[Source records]
<<<<

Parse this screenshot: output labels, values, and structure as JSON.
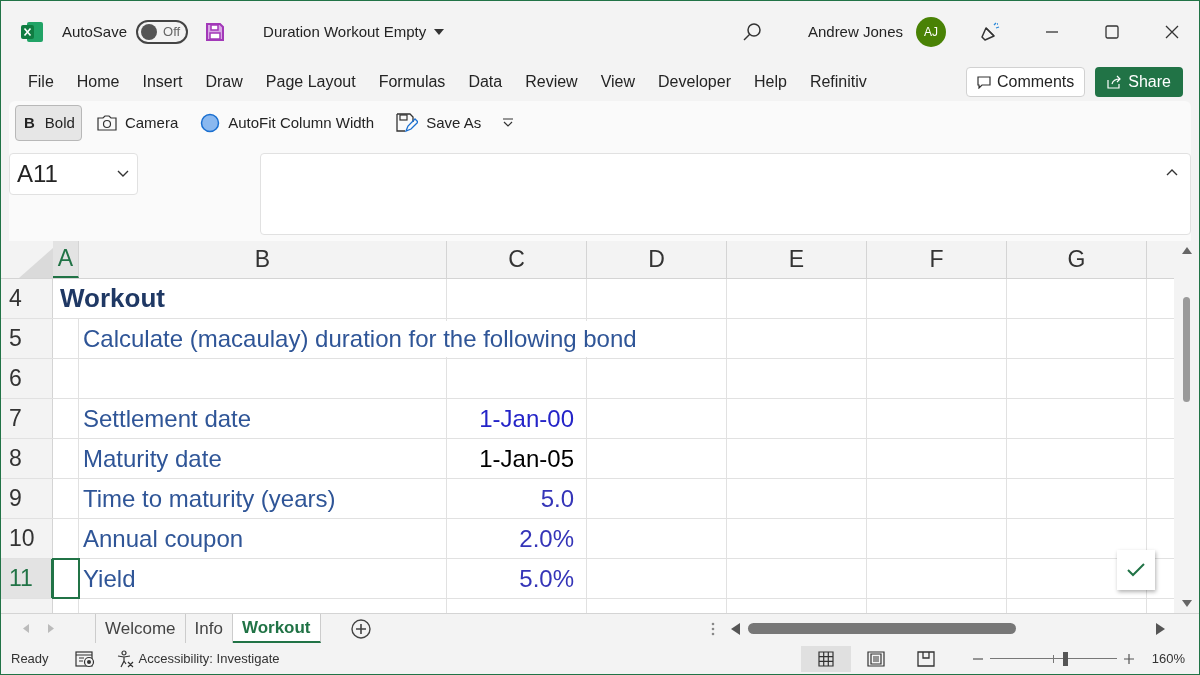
{
  "title_bar": {
    "autosave_label": "AutoSave",
    "autosave": {
      "on": false,
      "label": "Off"
    },
    "document_title": "Duration Workout Empty",
    "user_name": "Andrew Jones",
    "avatar_initials": "AJ"
  },
  "ribbon_tabs": [
    "File",
    "Home",
    "Insert",
    "Draw",
    "Page Layout",
    "Formulas",
    "Data",
    "Review",
    "View",
    "Developer",
    "Help",
    "Refinitiv"
  ],
  "comments_button": "Comments",
  "share_button": "Share",
  "quick_access": [
    {
      "kind": "bold",
      "glyph": "B",
      "label": "Bold",
      "selected": true
    },
    {
      "kind": "camera",
      "label": "Camera",
      "selected": false
    },
    {
      "kind": "autofit",
      "label": "AutoFit Column Width",
      "selected": false
    },
    {
      "kind": "saveas",
      "label": "Save As",
      "selected": false
    }
  ],
  "name_box": "A11",
  "columns": [
    {
      "label": "A",
      "selected": true
    },
    {
      "label": "B",
      "selected": false
    },
    {
      "label": "C",
      "selected": false
    },
    {
      "label": "D",
      "selected": false
    },
    {
      "label": "E",
      "selected": false
    },
    {
      "label": "F",
      "selected": false
    },
    {
      "label": "G",
      "selected": false
    }
  ],
  "rows": [
    {
      "label": "4",
      "selected": false,
      "column_a": "Workout"
    },
    {
      "label": "5",
      "selected": false,
      "column_b": "Calculate (macaulay) duration for the following bond"
    },
    {
      "label": "6",
      "selected": false
    },
    {
      "label": "7",
      "selected": false,
      "column_b": "Settlement date",
      "column_c": {
        "text": "1-Jan-00",
        "color": "#2424c8"
      }
    },
    {
      "label": "8",
      "selected": false,
      "column_b": "Maturity date",
      "column_c": {
        "text": "1-Jan-05",
        "color": "#000000"
      }
    },
    {
      "label": "9",
      "selected": false,
      "column_b": "Time to maturity (years)",
      "column_c": {
        "text": "5.0",
        "color": "#3535b8"
      }
    },
    {
      "label": "10",
      "selected": false,
      "column_b": "Annual coupon",
      "column_c": {
        "text": "2.0%",
        "color": "#3535b8"
      }
    },
    {
      "label": "11",
      "selected": true,
      "column_b": "Yield",
      "column_c": {
        "text": "5.0%",
        "color": "#3535b8"
      }
    }
  ],
  "sheet_tabs": [
    {
      "label": "Welcome",
      "selected": false
    },
    {
      "label": "Info",
      "selected": false
    },
    {
      "label": "Workout",
      "selected": true
    }
  ],
  "status_bar": {
    "status": "Ready",
    "accessibility": "Accessibility: Investigate",
    "views": [
      {
        "kind": "normal",
        "selected": true
      },
      {
        "kind": "page_layout",
        "selected": false
      },
      {
        "kind": "page_break",
        "selected": false
      }
    ],
    "zoom": {
      "level": 0.6,
      "reading": "160%"
    }
  }
}
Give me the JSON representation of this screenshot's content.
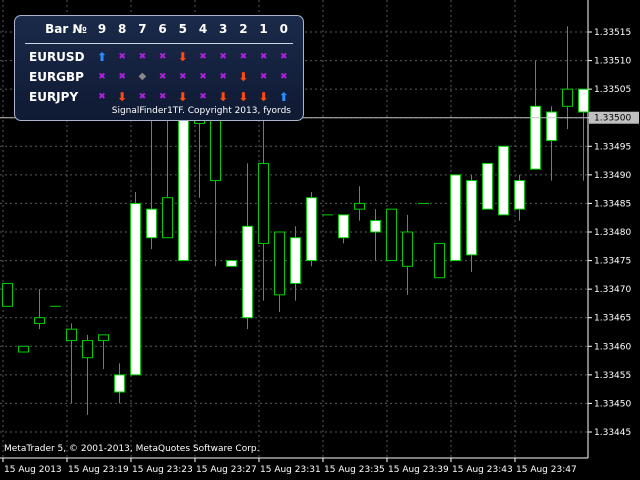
{
  "chart_data": {
    "type": "candlestick",
    "y_ticks": [
      "1.33515",
      "1.33510",
      "1.33505",
      "1.33500",
      "1.33495",
      "1.33490",
      "1.33485",
      "1.33480",
      "1.33475",
      "1.33470",
      "1.33465",
      "1.33460",
      "1.33455",
      "1.33450",
      "1.33445"
    ],
    "x_ticks": [
      "15 Aug 2013",
      "15 Aug 23:19",
      "15 Aug 23:23",
      "15 Aug 23:27",
      "15 Aug 23:31",
      "15 Aug 23:35",
      "15 Aug 23:39",
      "15 Aug 23:43",
      "15 Aug 23:47"
    ],
    "current_price": "1.33500",
    "ylim": [
      1.3344,
      1.3352
    ],
    "grid": true,
    "candles": [
      {
        "o": 1.33471,
        "h": 1.33471,
        "l": 1.33467,
        "c": 1.33467
      },
      {
        "o": 1.3346,
        "h": 1.3346,
        "l": 1.33459,
        "c": 1.33459
      },
      {
        "o": 1.33465,
        "h": 1.3347,
        "l": 1.33463,
        "c": 1.33464
      },
      {
        "o": 1.33467,
        "h": 1.33467,
        "l": 1.33467,
        "c": 1.33467
      },
      {
        "o": 1.33463,
        "h": 1.33464,
        "l": 1.3345,
        "c": 1.33461
      },
      {
        "o": 1.33461,
        "h": 1.33462,
        "l": 1.33448,
        "c": 1.33458
      },
      {
        "o": 1.33462,
        "h": 1.33462,
        "l": 1.33456,
        "c": 1.33461
      },
      {
        "o": 1.33452,
        "h": 1.33457,
        "l": 1.3345,
        "c": 1.33455
      },
      {
        "o": 1.33455,
        "h": 1.33487,
        "l": 1.33455,
        "c": 1.33485
      },
      {
        "o": 1.33479,
        "h": 1.33505,
        "l": 1.33477,
        "c": 1.33484
      },
      {
        "o": 1.33486,
        "h": 1.33506,
        "l": 1.33479,
        "c": 1.33479
      },
      {
        "o": 1.33475,
        "h": 1.33505,
        "l": 1.33475,
        "c": 1.335
      },
      {
        "o": 1.335,
        "h": 1.33502,
        "l": 1.33486,
        "c": 1.33499
      },
      {
        "o": 1.335,
        "h": 1.33502,
        "l": 1.33474,
        "c": 1.33489
      },
      {
        "o": 1.33474,
        "h": 1.33475,
        "l": 1.33474,
        "c": 1.33475
      },
      {
        "o": 1.33465,
        "h": 1.33492,
        "l": 1.33463,
        "c": 1.33481
      },
      {
        "o": 1.33492,
        "h": 1.33502,
        "l": 1.33468,
        "c": 1.33478
      },
      {
        "o": 1.3348,
        "h": 1.3348,
        "l": 1.33466,
        "c": 1.33469
      },
      {
        "o": 1.33471,
        "h": 1.33481,
        "l": 1.33468,
        "c": 1.33479
      },
      {
        "o": 1.33475,
        "h": 1.33487,
        "l": 1.33474,
        "c": 1.33486
      },
      {
        "o": 1.33483,
        "h": 1.33483,
        "l": 1.33483,
        "c": 1.33483
      },
      {
        "o": 1.33479,
        "h": 1.33483,
        "l": 1.33478,
        "c": 1.33483
      },
      {
        "o": 1.33485,
        "h": 1.33488,
        "l": 1.33482,
        "c": 1.33484
      },
      {
        "o": 1.3348,
        "h": 1.33484,
        "l": 1.33475,
        "c": 1.33482
      },
      {
        "o": 1.33484,
        "h": 1.33484,
        "l": 1.33476,
        "c": 1.33475
      },
      {
        "o": 1.3348,
        "h": 1.33483,
        "l": 1.33469,
        "c": 1.33474
      },
      {
        "o": 1.33485,
        "h": 1.33485,
        "l": 1.33485,
        "c": 1.33485
      },
      {
        "o": 1.33478,
        "h": 1.33478,
        "l": 1.33472,
        "c": 1.33472
      },
      {
        "o": 1.33475,
        "h": 1.3349,
        "l": 1.33475,
        "c": 1.3349
      },
      {
        "o": 1.33476,
        "h": 1.3349,
        "l": 1.33473,
        "c": 1.33489
      },
      {
        "o": 1.33484,
        "h": 1.33492,
        "l": 1.33484,
        "c": 1.33492
      },
      {
        "o": 1.33483,
        "h": 1.33495,
        "l": 1.33483,
        "c": 1.33495
      },
      {
        "o": 1.33484,
        "h": 1.3349,
        "l": 1.33482,
        "c": 1.33489
      },
      {
        "o": 1.33491,
        "h": 1.3351,
        "l": 1.33491,
        "c": 1.33502
      },
      {
        "o": 1.33496,
        "h": 1.33502,
        "l": 1.33489,
        "c": 1.33501
      },
      {
        "o": 1.33505,
        "h": 1.33516,
        "l": 1.33498,
        "c": 1.33502
      },
      {
        "o": 1.33501,
        "h": 1.33505,
        "l": 1.33489,
        "c": 1.33505
      }
    ]
  },
  "copyright": "MetaTrader 5, © 2001-2013, MetaQuotes Software Corp.",
  "panel": {
    "header_label": "Bar №",
    "bars": [
      "9",
      "8",
      "7",
      "6",
      "5",
      "4",
      "3",
      "2",
      "1",
      "0"
    ],
    "rows": [
      {
        "symbol": "EURUSD",
        "signals": [
          "up",
          "x",
          "x",
          "x",
          "down",
          "x",
          "x",
          "x",
          "x",
          "x"
        ]
      },
      {
        "symbol": "EURGBP",
        "signals": [
          "x",
          "x",
          "dot",
          "x",
          "x",
          "x",
          "x",
          "down",
          "x",
          "x"
        ]
      },
      {
        "symbol": "EURJPY",
        "signals": [
          "x",
          "down",
          "x",
          "x",
          "down",
          "x",
          "down",
          "down",
          "down",
          "up"
        ]
      }
    ],
    "footer": "SignalFinder1TF. Copyright 2013, fyords"
  },
  "colors": {
    "background": "#000000",
    "grid": "#5a5a5a",
    "candle": "#00cc00",
    "body_fill": "#ffffff",
    "price_line": "#c0c0c0"
  }
}
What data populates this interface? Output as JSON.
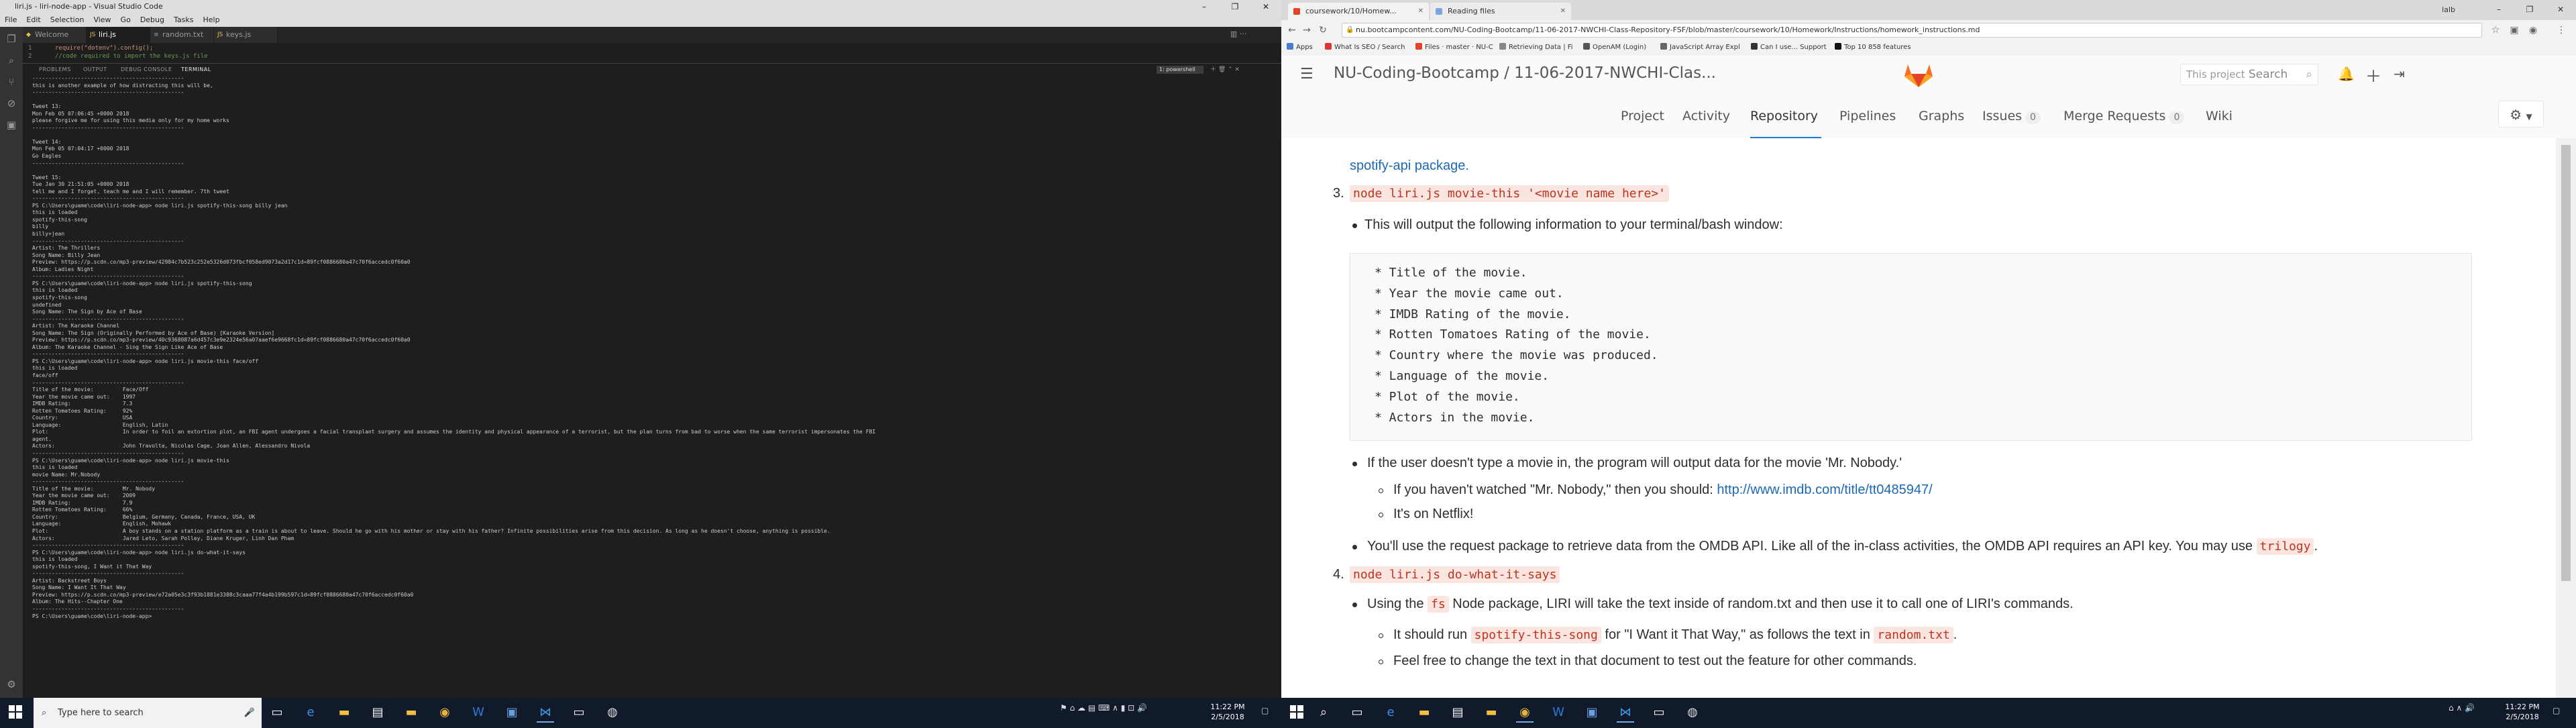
{
  "vscode": {
    "title": "liri.js - liri-node-app - Visual Studio Code",
    "menu": [
      "File",
      "Edit",
      "Selection",
      "View",
      "Go",
      "Debug",
      "Tasks",
      "Help"
    ],
    "tabs": [
      "Welcome",
      "liri.js",
      "random.txt",
      "keys.js"
    ],
    "editor_lines": [
      {
        "n": "1",
        "code": "require(\"dotenv\").config();"
      },
      {
        "n": "2",
        "code": "//code required to import the keys.js file"
      }
    ],
    "panel_tabs": [
      "PROBLEMS",
      "OUTPUT",
      "DEBUG CONSOLE",
      "TERMINAL"
    ],
    "terminal_select": "1: powershell",
    "terminal_lines": [
      "-----------------------------------------------",
      "this is another example of how distracting this will be,",
      "-----------------------------------------------",
      "",
      "Tweet 13:",
      "Mon Feb 05 07:06:45 +0000 2018",
      "please forgive me for using this media only for my home works",
      "-----------------------------------------------",
      "",
      "Tweet 14:",
      "Mon Feb 05 07:04:17 +0000 2018",
      "Go Eagles",
      "-----------------------------------------------",
      "",
      "Tweet 15:",
      "Tue Jan 30 21:51:05 +0000 2018",
      "tell me and I forget, teach me and I will remember. 7th tweet",
      "-----------------------------------------------",
      "PS C:\\Users\\guame\\code\\liri-node-app> node liri.js spotify-this-song billy jean",
      "this is loaded",
      "spotify-this-song",
      "billy",
      "billy+jean",
      "-----------------------------------------------",
      "Artist: The Thrillers",
      "Song Name: Billy Jean",
      "Preview: https://p.scdn.co/mp3-preview/42984c7b523c252e5326d073fbcf058ed9073a2d17c1d=89fcf0886680a47c70f6accedc0f60a0",
      "Album: Ladies Night",
      "-----------------------------------------------",
      "PS C:\\Users\\guame\\code\\liri-node-app> node liri.js spotify-this-song",
      "this is loaded",
      "spotify-this-song",
      "undefined",
      "Song Name: The Sign by Ace of Base",
      "-----------------------------------------------",
      "Artist: The Karaoke Channel",
      "Song Name: The Sign (Originally Performed by Ace of Base) [Karaoke Version]",
      "Preview: https://p.scdn.co/mp3-preview/40c9368087a6d457c3e9e2324e56a07aaef6e9668fc1d=89fcf0886680a47c70f6accedc0f60a0",
      "Album: The Karaoke Channel - Sing the Sign Like Ace of Base",
      "-----------------------------------------------",
      "PS C:\\Users\\guame\\code\\liri-node-app> node liri.js movie-this face/off",
      "this is loaded",
      "face/off",
      "-----------------------------------------------",
      "Title of the movie:         Face/Off",
      "Year the movie came out:    1997",
      "IMDB Rating:                7.3",
      "Rotten Tomatoes Rating:     92%",
      "Country:                    USA",
      "Language:                   English, Latin",
      "Plot:                       In order to foil an extortion plot, an FBI agent undergoes a facial transplant surgery and assumes the identity and physical appearance of a terrorist, but the plan turns from bad to worse when the same terrorist impersonates the FBI",
      "agent.",
      "Actors:                     John Travolta, Nicolas Cage, Joan Allen, Alessandro Nivola",
      "-----------------------------------------------",
      "PS C:\\Users\\guame\\code\\liri-node-app> node liri.js movie-this",
      "this is loaded",
      "movie Name: Mr.Nobody",
      "-----------------------------------------------",
      "Title of the movie:         Mr. Nobody",
      "Year the movie came out:    2009",
      "IMDB Rating:                7.9",
      "Rotten Tomatoes Rating:     66%",
      "Country:                    Belgium, Germany, Canada, France, USA, UK",
      "Language:                   English, Mohawk",
      "Plot:                       A boy stands on a station platform as a train is about to leave. Should he go with his mother or stay with his father? Infinite possibilities arise from this decision. As long as he doesn't choose, anything is possible.",
      "Actors:                     Jared Leto, Sarah Polley, Diane Kruger, Linh Dan Pham",
      "-----------------------------------------------",
      "PS C:\\Users\\guame\\code\\liri-node-app> node liri.js do-what-it-says",
      "this is loaded",
      "spotify-this-song, I Want it That Way",
      "-----------------------------------------------",
      "Artist: Backstreet Boys",
      "Song Name: I Want It That Way",
      "Preview: https://p.scdn.co/mp3-preview/e72a05e3c3f93b1881e3388c3caaa77f4a4b199b597c1d=89fcf0886680a47c70f6accedc0f60a0",
      "Album: The Hits--Chapter One",
      "-----------------------------------------------",
      "PS C:\\Users\\guame\\code\\liri-node-app> "
    ]
  },
  "chrome": {
    "tabs": [
      "coursework/10/Homew...",
      "Reading files"
    ],
    "user": "lalb",
    "url": "nu.bootcampcontent.com/NU-Coding-Bootcamp/11-06-2017-NWCHI-Class-Repository-FSF/blob/master/coursework/10/Homework/Instructions/homework_instructions.md",
    "bookmarks": [
      "Apps",
      "What Is SEO / Search",
      "Files · master · NU-C",
      "Retrieving Data | Fi",
      "OpenAM (Login)",
      "JavaScript Array Expl",
      "Can I use... Support",
      "Top 10 858 features"
    ]
  },
  "gitlab": {
    "title": "NU-Coding-Bootcamp / 11-06-2017-NWCHI-Clas...",
    "search_scope": "This project",
    "search_placeholder": "Search",
    "tabs": [
      {
        "label": "Project"
      },
      {
        "label": "Activity"
      },
      {
        "label": "Repository"
      },
      {
        "label": "Pipelines"
      },
      {
        "label": "Graphs"
      },
      {
        "label": "Issues",
        "badge": "0"
      },
      {
        "label": "Merge Requests",
        "badge": "0"
      },
      {
        "label": "Wiki"
      }
    ],
    "content": {
      "top_link": "spotify-api package.",
      "cmd3_num": "3.",
      "cmd3_code": "node liri.js movie-this '<movie name here>'",
      "output_intro": "This will output the following information to your terminal/bash window:",
      "pre_lines": [
        "* Title of the movie.",
        "* Year the movie came out.",
        "* IMDB Rating of the movie.",
        "* Rotten Tomatoes Rating of the movie.",
        "* Country where the movie was produced.",
        "* Language of the movie.",
        "* Plot of the movie.",
        "* Actors in the movie."
      ],
      "nobody_text": "If the user doesn't type a movie in, the program will output data for the movie 'Mr. Nobody.'",
      "watch_text": "If you haven't watched \"Mr. Nobody,\" then you should: ",
      "watch_link": "http://www.imdb.com/title/tt0485947/",
      "netflix_text": "It's on Netflix!",
      "request_text": "You'll use the request package to retrieve data from the OMDB API. Like all of the in-class activities, the OMDB API requires an API key. You may use ",
      "request_code": "trilogy",
      "request_end": ".",
      "cmd4_num": "4.",
      "cmd4_code": "node liri.js do-what-it-says",
      "using_pre": "Using the ",
      "using_code": "fs",
      "using_post": " Node package, LIRI will take the text inside of random.txt and then use it to call one of LIRI's commands.",
      "run_pre": "It should run ",
      "run_code": "spotify-this-song",
      "run_mid": " for \"I Want it That Way,\" as follows the text in ",
      "run_code2": "random.txt",
      "run_end": ".",
      "feel_text": "Feel free to change the text in that document to test out the feature for other commands."
    }
  },
  "taskbar": {
    "search_placeholder": "Type here to search",
    "time": "11:22 PM",
    "date": "2/5/2018"
  },
  "colors": {
    "vscode_bg": "#1e1e1e",
    "gitlab_active": "#1f78d1",
    "code_red": "#c0341d",
    "link_blue": "#1b69b6",
    "taskbar": "#101a2b"
  }
}
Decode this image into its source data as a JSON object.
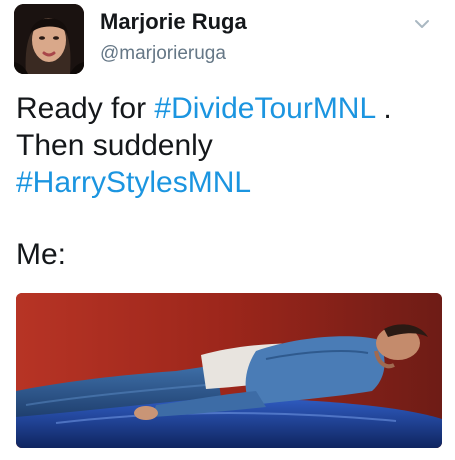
{
  "tweet": {
    "author": {
      "display_name": "Marjorie Ruga",
      "handle": "@marjorieruga",
      "avatar_icon": "profile-photo"
    },
    "menu_icon": "chevron-down-icon",
    "text": {
      "line1_prefix": "Ready for ",
      "hashtag1": "#DivideTourMNL",
      "line1_suffix": " .",
      "line2": "Then suddenly",
      "hashtag2": "#HarryStylesMNL",
      "line4": "Me:"
    },
    "media": {
      "type": "photo"
    }
  },
  "colors": {
    "hashtag": "#1b95e0",
    "secondary_text": "#657786",
    "primary_text": "#14171a",
    "photo_background": "#9a2a20",
    "car_hood": "#1c3f8f"
  }
}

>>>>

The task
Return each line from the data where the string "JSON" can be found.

Task result
Parse this screenshot: output labels, values, and structure as JSON.
Give me the JSON representation of this screenshot's content.
What data populates this interface? Output as JSON.
Decode this image into its source data as a JSON object.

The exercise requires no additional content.